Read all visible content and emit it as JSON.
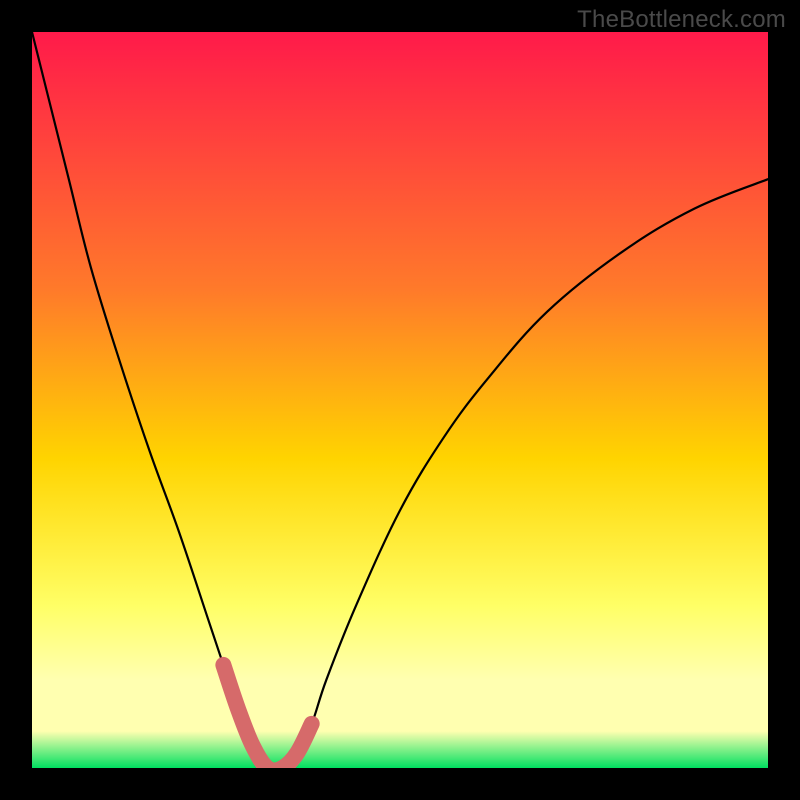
{
  "watermark": "TheBottleneck.com",
  "colors": {
    "bg": "#000000",
    "watermark": "#4a4a4a",
    "gradient_top": "#ff1a4a",
    "gradient_mid1": "#ff7a2a",
    "gradient_mid2": "#ffd400",
    "gradient_mid3": "#ffff66",
    "gradient_mid4": "#ffffb0",
    "gradient_bottom": "#00e060",
    "curve": "#000000",
    "marker": "#d66a6a"
  },
  "chart_data": {
    "type": "line",
    "title": "",
    "xlabel": "",
    "ylabel": "",
    "xlim": [
      0,
      100
    ],
    "ylim": [
      0,
      100
    ],
    "x": [
      0,
      2,
      5,
      8,
      12,
      16,
      20,
      24,
      26,
      28,
      30,
      32,
      34,
      36,
      38,
      40,
      44,
      50,
      56,
      62,
      70,
      80,
      90,
      100
    ],
    "values": [
      100,
      92,
      80,
      68,
      55,
      43,
      32,
      20,
      14,
      8,
      3,
      0,
      0,
      2,
      6,
      12,
      22,
      35,
      45,
      53,
      62,
      70,
      76,
      80
    ],
    "marker_segment": {
      "x": [
        26,
        28,
        30,
        32,
        34,
        36,
        38
      ],
      "values": [
        14,
        8,
        3,
        0,
        0,
        2,
        6
      ]
    },
    "gradient_stops_pct": [
      0,
      35,
      58,
      78,
      88,
      95,
      100
    ]
  }
}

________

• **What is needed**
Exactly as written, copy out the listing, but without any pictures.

• **Output of the exercise**
Read all visible content and emit it as JSON.
{
  "watermark": "TheBottleneck.com",
  "colors": {
    "bg": "#000000",
    "watermark": "#4a4a4a",
    "gradient_top": "#ff1a4a",
    "gradient_mid1": "#ff7a2a",
    "gradient_mid2": "#ffd400",
    "gradient_mid3": "#ffff66",
    "gradient_mid4": "#ffffb0",
    "gradient_bottom": "#00e060",
    "curve": "#000000",
    "marker": "#d66a6a"
  },
  "chart_data": {
    "type": "line",
    "title": "",
    "xlabel": "",
    "ylabel": "",
    "xlim": [
      0,
      100
    ],
    "ylim": [
      0,
      100
    ],
    "x": [
      0,
      2,
      5,
      8,
      12,
      16,
      20,
      24,
      26,
      28,
      30,
      32,
      34,
      36,
      38,
      40,
      44,
      50,
      56,
      62,
      70,
      80,
      90,
      100
    ],
    "values": [
      100,
      92,
      80,
      68,
      55,
      43,
      32,
      20,
      14,
      8,
      3,
      0,
      0,
      2,
      6,
      12,
      22,
      35,
      45,
      53,
      62,
      70,
      76,
      80
    ],
    "marker_segment": {
      "x": [
        26,
        28,
        30,
        32,
        34,
        36,
        38
      ],
      "values": [
        14,
        8,
        3,
        0,
        0,
        2,
        6
      ]
    },
    "gradient_stops_pct": [
      0,
      35,
      58,
      78,
      88,
      95,
      100
    ]
  }
}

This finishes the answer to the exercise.